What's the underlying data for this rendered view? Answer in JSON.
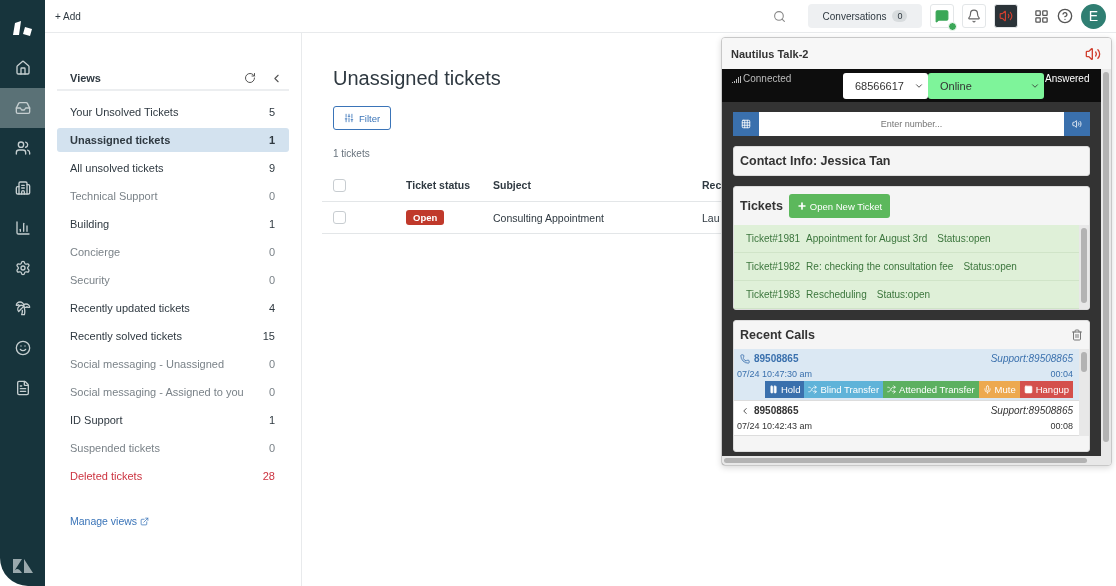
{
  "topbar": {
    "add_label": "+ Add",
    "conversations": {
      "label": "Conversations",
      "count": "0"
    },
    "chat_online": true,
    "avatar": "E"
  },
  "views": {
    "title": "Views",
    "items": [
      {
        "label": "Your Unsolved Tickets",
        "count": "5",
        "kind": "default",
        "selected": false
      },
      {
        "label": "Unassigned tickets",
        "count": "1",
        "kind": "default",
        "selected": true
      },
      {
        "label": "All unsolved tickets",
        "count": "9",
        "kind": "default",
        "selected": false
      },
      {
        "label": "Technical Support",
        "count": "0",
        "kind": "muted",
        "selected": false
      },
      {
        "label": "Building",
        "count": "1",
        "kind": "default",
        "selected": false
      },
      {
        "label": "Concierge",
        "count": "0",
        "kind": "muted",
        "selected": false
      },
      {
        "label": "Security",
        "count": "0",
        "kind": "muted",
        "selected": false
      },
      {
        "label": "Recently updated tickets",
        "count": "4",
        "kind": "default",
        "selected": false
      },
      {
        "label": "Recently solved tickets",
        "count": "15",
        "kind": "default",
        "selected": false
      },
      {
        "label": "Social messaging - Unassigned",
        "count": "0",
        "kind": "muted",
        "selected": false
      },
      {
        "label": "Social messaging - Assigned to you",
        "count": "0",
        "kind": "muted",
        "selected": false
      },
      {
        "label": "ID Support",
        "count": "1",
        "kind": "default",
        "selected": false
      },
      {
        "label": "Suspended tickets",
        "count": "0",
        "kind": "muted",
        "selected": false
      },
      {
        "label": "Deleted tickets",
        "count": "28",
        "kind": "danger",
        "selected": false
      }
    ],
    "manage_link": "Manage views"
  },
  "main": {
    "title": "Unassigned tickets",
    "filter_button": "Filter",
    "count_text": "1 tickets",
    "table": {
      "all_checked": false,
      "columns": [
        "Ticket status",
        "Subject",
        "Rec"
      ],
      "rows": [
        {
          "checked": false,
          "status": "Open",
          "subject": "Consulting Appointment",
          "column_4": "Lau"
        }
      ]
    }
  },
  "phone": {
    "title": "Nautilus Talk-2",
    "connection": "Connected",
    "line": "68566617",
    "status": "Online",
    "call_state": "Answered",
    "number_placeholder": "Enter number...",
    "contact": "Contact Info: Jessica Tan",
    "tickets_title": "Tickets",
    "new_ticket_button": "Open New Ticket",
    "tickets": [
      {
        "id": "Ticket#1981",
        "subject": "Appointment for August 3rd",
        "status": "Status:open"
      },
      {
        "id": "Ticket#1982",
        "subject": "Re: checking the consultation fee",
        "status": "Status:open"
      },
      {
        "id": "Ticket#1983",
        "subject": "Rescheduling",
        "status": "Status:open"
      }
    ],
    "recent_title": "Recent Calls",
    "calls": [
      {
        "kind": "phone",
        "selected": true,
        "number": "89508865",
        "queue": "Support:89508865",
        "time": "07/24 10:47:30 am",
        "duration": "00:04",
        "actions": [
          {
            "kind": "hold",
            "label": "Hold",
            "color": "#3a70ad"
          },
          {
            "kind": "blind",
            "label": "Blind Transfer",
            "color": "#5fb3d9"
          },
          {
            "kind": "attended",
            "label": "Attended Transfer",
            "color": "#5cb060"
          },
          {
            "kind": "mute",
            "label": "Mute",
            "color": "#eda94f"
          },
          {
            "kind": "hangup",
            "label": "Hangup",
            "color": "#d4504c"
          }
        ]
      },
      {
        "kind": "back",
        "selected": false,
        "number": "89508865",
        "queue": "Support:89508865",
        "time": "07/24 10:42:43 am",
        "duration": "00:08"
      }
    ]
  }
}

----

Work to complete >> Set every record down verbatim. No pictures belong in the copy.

Your response >>
What's the underlying data for this rendered view? Answer in JSON.
{
  "topbar": {
    "add_label": "+ Add",
    "conversations": {
      "label": "Conversations",
      "count": "0"
    },
    "chat_online": true,
    "avatar": "E"
  },
  "views": {
    "title": "Views",
    "items": [
      {
        "label": "Your Unsolved Tickets",
        "count": "5",
        "kind": "default",
        "selected": false
      },
      {
        "label": "Unassigned tickets",
        "count": "1",
        "kind": "default",
        "selected": true
      },
      {
        "label": "All unsolved tickets",
        "count": "9",
        "kind": "default",
        "selected": false
      },
      {
        "label": "Technical Support",
        "count": "0",
        "kind": "muted",
        "selected": false
      },
      {
        "label": "Building",
        "count": "1",
        "kind": "default",
        "selected": false
      },
      {
        "label": "Concierge",
        "count": "0",
        "kind": "muted",
        "selected": false
      },
      {
        "label": "Security",
        "count": "0",
        "kind": "muted",
        "selected": false
      },
      {
        "label": "Recently updated tickets",
        "count": "4",
        "kind": "default",
        "selected": false
      },
      {
        "label": "Recently solved tickets",
        "count": "15",
        "kind": "default",
        "selected": false
      },
      {
        "label": "Social messaging - Unassigned",
        "count": "0",
        "kind": "muted",
        "selected": false
      },
      {
        "label": "Social messaging - Assigned to you",
        "count": "0",
        "kind": "muted",
        "selected": false
      },
      {
        "label": "ID Support",
        "count": "1",
        "kind": "default",
        "selected": false
      },
      {
        "label": "Suspended tickets",
        "count": "0",
        "kind": "muted",
        "selected": false
      },
      {
        "label": "Deleted tickets",
        "count": "28",
        "kind": "danger",
        "selected": false
      }
    ],
    "manage_link": "Manage views"
  },
  "main": {
    "title": "Unassigned tickets",
    "filter_button": "Filter",
    "count_text": "1 tickets",
    "table": {
      "all_checked": false,
      "columns": [
        "Ticket status",
        "Subject",
        "Rec"
      ],
      "rows": [
        {
          "checked": false,
          "status": "Open",
          "subject": "Consulting Appointment",
          "column_4": "Lau"
        }
      ]
    }
  },
  "phone": {
    "title": "Nautilus Talk-2",
    "connection": "Connected",
    "line": "68566617",
    "status": "Online",
    "call_state": "Answered",
    "number_placeholder": "Enter number...",
    "contact": "Contact Info: Jessica Tan",
    "tickets_title": "Tickets",
    "new_ticket_button": "Open New Ticket",
    "tickets": [
      {
        "id": "Ticket#1981",
        "subject": "Appointment for August 3rd",
        "status": "Status:open"
      },
      {
        "id": "Ticket#1982",
        "subject": "Re: checking the consultation fee",
        "status": "Status:open"
      },
      {
        "id": "Ticket#1983",
        "subject": "Rescheduling",
        "status": "Status:open"
      }
    ],
    "recent_title": "Recent Calls",
    "calls": [
      {
        "kind": "phone",
        "selected": true,
        "number": "89508865",
        "queue": "Support:89508865",
        "time": "07/24 10:47:30 am",
        "duration": "00:04",
        "actions": [
          {
            "kind": "hold",
            "label": "Hold",
            "color": "#3a70ad"
          },
          {
            "kind": "blind",
            "label": "Blind Transfer",
            "color": "#5fb3d9"
          },
          {
            "kind": "attended",
            "label": "Attended Transfer",
            "color": "#5cb060"
          },
          {
            "kind": "mute",
            "label": "Mute",
            "color": "#eda94f"
          },
          {
            "kind": "hangup",
            "label": "Hangup",
            "color": "#d4504c"
          }
        ]
      },
      {
        "kind": "back",
        "selected": false,
        "number": "89508865",
        "queue": "Support:89508865",
        "time": "07/24 10:42:43 am",
        "duration": "00:08"
      }
    ]
  }
}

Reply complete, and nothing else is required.